The NFL Players Association reportedly considers Troy Vincent, the league's executive vice president of football operations, a "central witness" in Adrian Peterson's suspension appeal and wants him to testiffy.
The NFL Players Association considers Troy Vincent, the league's executive vice president of football operations, a "central witness" in Adrian Peterson's suspension appeal and wants him to testify, according to Chris Mortensen of ESPN.
Jeffrey Kessler, the NFLPA's outside counsel, said in a letter to the league that Vincent should testify because of his communication with Peterson before his season-long suspension was handed down on Nov. 18. The Minnesota Vikings running back pleaded no contest on Nov. 4 to misdemeanor reckless assault after injuring his 4-year-old son with a wooden switch.
Jeffrey Kessler, the union's outside counsel, specifically stated in a letter to the NFL that Vincent must be cross-examined because he allegedly told Peterson he would not be subject to the league's new personal conduct policy, that he specifically told the Minnesota Vikings running back he would not be suspended for more than two games and that the time spent on the commissioner's exempt list would be considered time served.

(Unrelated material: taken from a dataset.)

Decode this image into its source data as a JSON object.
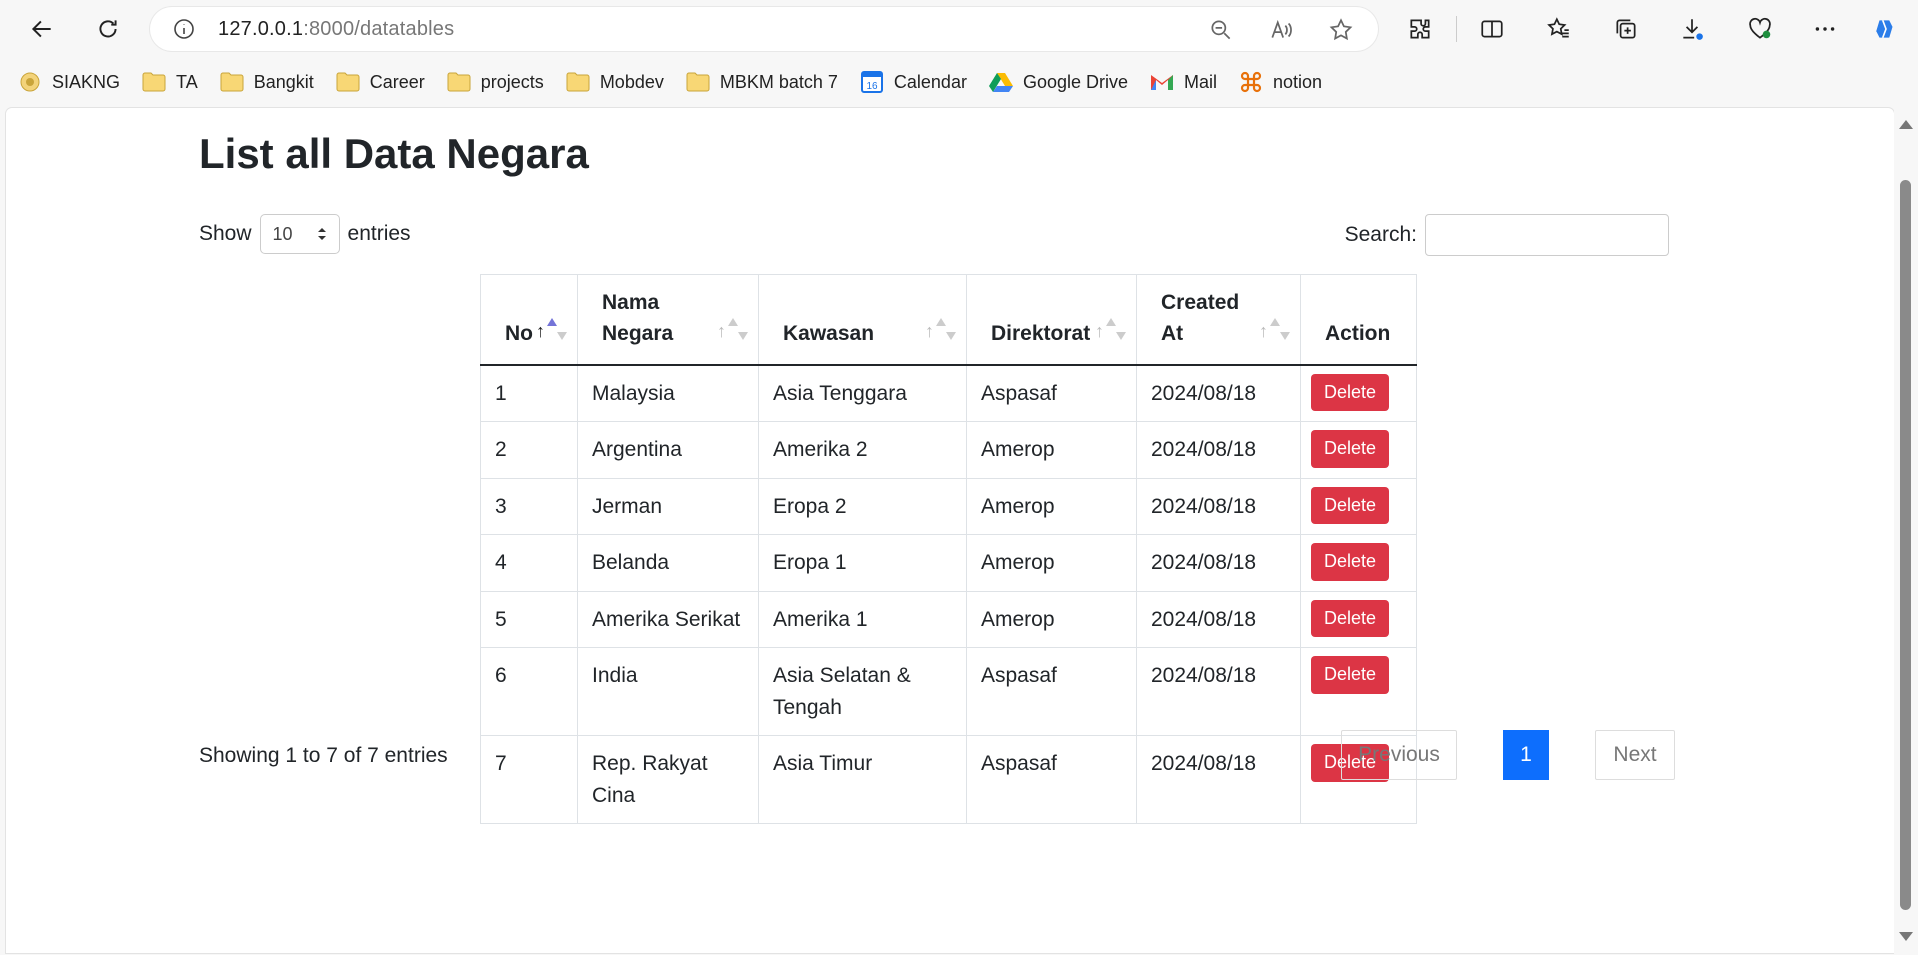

Peterson's appeal is scheduled for Tuesday in front of Harold Henderson, a longtime hearing officer who previously worked for the NFL as the chairman of its Management Council's executive committee for 16 years. Henderson was also formerly the league's vice president of labor relations.
According to Mortensen, it is unclear if the NFLPA has documentation regarding Vincent's alleged comments to Peterson. The union has taken issue with commissioner Roger Goodell's appointment of Henderson considering his million-dollar compensation from the league, but according to Mortensen, Hendersen denied a request by the union to recuse himself.
Peterson has not played since Week 1 while dealing with the child abuse allegations in Texas.
- Mike Fiammetta